**About this exercise**
Which lines of the entries contain the string "management"? Please find them and copy them.

**Material provided**
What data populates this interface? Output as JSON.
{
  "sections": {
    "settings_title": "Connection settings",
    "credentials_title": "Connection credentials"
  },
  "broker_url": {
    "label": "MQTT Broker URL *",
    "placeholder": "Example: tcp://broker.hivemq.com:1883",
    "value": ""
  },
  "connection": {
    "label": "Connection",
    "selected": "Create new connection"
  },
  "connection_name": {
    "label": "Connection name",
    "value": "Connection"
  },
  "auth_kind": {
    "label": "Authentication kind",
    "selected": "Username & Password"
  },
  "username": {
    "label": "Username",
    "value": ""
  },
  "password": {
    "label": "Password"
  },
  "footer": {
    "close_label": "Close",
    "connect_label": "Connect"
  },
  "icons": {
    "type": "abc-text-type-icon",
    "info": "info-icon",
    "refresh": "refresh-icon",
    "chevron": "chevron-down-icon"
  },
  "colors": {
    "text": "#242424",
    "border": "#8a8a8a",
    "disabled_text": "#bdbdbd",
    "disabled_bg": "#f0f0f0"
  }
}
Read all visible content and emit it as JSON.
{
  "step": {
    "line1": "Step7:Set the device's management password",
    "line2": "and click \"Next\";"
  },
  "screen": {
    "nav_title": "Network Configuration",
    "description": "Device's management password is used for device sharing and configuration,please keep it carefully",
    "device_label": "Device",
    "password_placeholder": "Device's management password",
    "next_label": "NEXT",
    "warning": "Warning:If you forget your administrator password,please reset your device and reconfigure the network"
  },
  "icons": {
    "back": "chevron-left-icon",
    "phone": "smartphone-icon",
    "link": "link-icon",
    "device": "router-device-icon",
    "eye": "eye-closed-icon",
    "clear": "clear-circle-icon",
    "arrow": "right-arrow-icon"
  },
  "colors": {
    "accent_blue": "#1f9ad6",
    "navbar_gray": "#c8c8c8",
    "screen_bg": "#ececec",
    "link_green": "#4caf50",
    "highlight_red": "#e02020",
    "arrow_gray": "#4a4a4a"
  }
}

**Reply**
    "line1": "Step7:Set the device's management password",
    "description": "Device's management password is used for device sharing and configuration,please keep it carefully",
    "password_placeholder": "Device's management password",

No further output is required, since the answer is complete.